"This is a piece of history. I just hope the children will remember it," said Pat Riely, who was standing with her husband and three small children in a crowd that could see the ceremonial field only by standing on tip-toe. Three-year-old Daniel Riely, perched on his mother's shoulders and waving a small U.S. flag, seemed less interested in the official program than the crowd that gathered for it.
To the right of the Riely family, a half-dozen people held signs protesting America's foreign policy, including one that read "George Washington was a leftist guerrilla." A man in an Uncle Sam costume, sporting a white goatee, distributed mimeographed copies of a song he composed in honor of President Reagan entitled, "Let Ron Do It."
Security was tight today for President Reagan's visit, which came not quite two weeks after Egyptian President Anwar Sadat was assassinated at a military show and two years after a Williamsburg author published a novel, "The Allah Conspiracy," which details an assassination of an American president at the Yorktown Bicentennial by Arab terrorists.
After the 3,000 volunteer soldiers were stripped of their flints and gunpowder, each was subjected to a scan by a portable metal detector. Security was also cited as a reason the women and children were not permitted to follow their troops onto the field until after Reagan and Mitterrand departed.
"History has been pushed to the background," said Carrole Rugenstein, a pretend British camp follower from Michigan, upset that after four nights in a tent and four days in front of an 18th century cook fire she and the other followers were not allowed to take the stage while Reagan and an international television audience were watching.
Soldiers had their own complaints about the way the four-day ceremony was planned. Many were particularly upset with the National Park Service, which has jurisdiction over the battlefield occupied this week by a mock army. Soldiers complained that their battles were shortened, their fire power reduced and, for at least one major reenactment, no one was allowed to die.
"Some of these guys came a long way and never got to fire their guns," said David Strand, a professional photographer from Michigan and a member of a colonial artillery unit that rebelled Thursday night. The artillery soldiers, incensed after the Park Service refused to allow them to use more than six of the 50 cannons they brought for the battle, threatened to leave their cannons by the bleachers and watch the rest of the reenactment from the stands.
After an all-night negotiating session, leaders of the artillery unit backed down on their threat. The controversy left bitter feelings.
"Obviously we're not too popular because we're enforcing regulations that cramp their style," said Roy Graybill, a black powder safety specialist for the Park Service. "But our job is to make them safe, not happy."
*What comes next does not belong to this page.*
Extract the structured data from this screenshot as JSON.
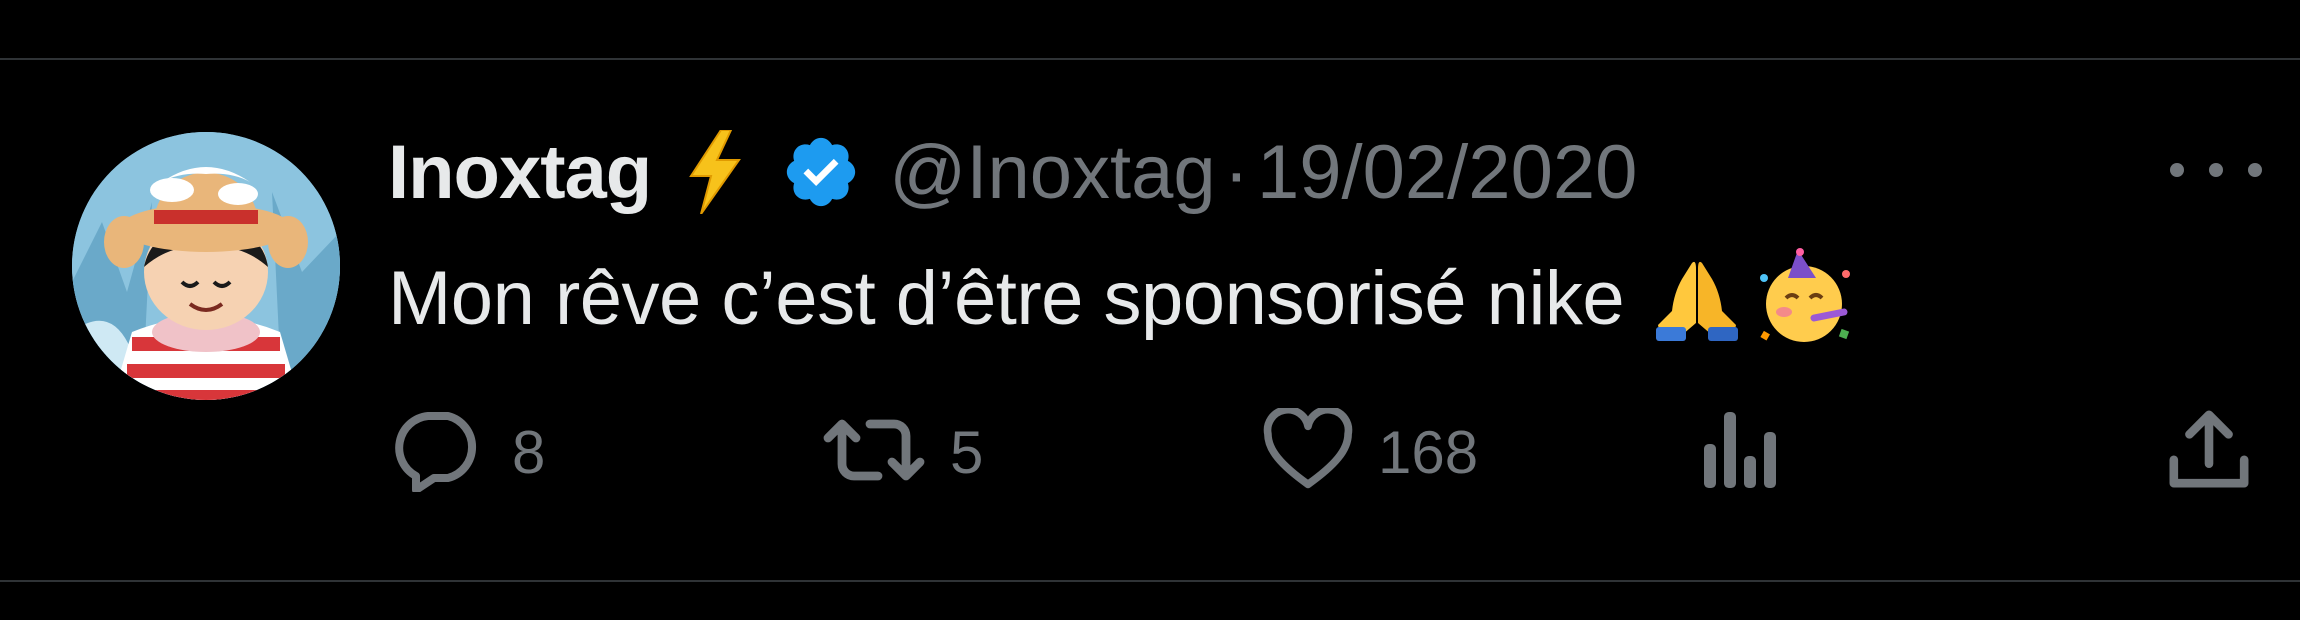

Soldiers were successful in getting the army to stop hovering helicopters over the battlefield during 18th century skirmishes.
"We're trying to slide back into an 18th century frame of mind and helicopters kind of wreck that," said Robert Wright, a U.S. Army military historian who was serving as press liaison for the volunteer soldiers.
If the recreationists left this celebration a little unhappy, the 200,000 spectators who flocked here over the four days seemed well pleased. Because the crowds were so large and this town so small, there was much waiting in line. Planners said there were surprisingly few mistakes and a camaraderie developed on many buses stuck in festival traffic.
Today, for example, Ron Springs, a Norfolk carpenter brought his wife and two teen-age children to the commemoration. Standing in the middle of the thick crowd, Springs could see little but the rows of spectators in front of him.
"That's okay," said Springs, who still was happy to have been where history was made. "We can go home and watch it on the news tonight."